Saved data entries

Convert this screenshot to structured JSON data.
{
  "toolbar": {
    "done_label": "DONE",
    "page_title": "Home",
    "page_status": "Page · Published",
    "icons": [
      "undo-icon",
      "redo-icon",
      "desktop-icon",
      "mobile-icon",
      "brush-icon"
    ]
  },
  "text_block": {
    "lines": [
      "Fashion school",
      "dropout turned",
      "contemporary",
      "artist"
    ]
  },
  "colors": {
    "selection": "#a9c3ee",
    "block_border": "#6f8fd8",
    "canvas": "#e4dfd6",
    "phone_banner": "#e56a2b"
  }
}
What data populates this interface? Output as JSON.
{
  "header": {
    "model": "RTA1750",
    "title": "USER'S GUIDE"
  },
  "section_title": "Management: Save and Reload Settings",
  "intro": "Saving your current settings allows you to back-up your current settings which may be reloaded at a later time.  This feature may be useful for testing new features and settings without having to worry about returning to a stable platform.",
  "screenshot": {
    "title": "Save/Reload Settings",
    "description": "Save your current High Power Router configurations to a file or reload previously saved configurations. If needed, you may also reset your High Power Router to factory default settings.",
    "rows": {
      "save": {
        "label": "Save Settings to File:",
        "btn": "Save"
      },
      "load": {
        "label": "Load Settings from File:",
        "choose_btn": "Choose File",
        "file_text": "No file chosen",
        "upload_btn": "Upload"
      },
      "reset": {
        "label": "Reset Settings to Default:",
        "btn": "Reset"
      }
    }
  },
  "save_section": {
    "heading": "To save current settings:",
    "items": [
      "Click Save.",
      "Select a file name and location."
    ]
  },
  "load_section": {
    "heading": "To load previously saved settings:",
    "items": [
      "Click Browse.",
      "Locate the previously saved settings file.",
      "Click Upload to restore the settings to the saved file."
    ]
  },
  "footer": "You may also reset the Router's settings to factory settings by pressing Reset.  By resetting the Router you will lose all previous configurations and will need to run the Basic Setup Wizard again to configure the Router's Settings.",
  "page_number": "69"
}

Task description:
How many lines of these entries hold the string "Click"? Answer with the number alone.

Response to this exercise:
3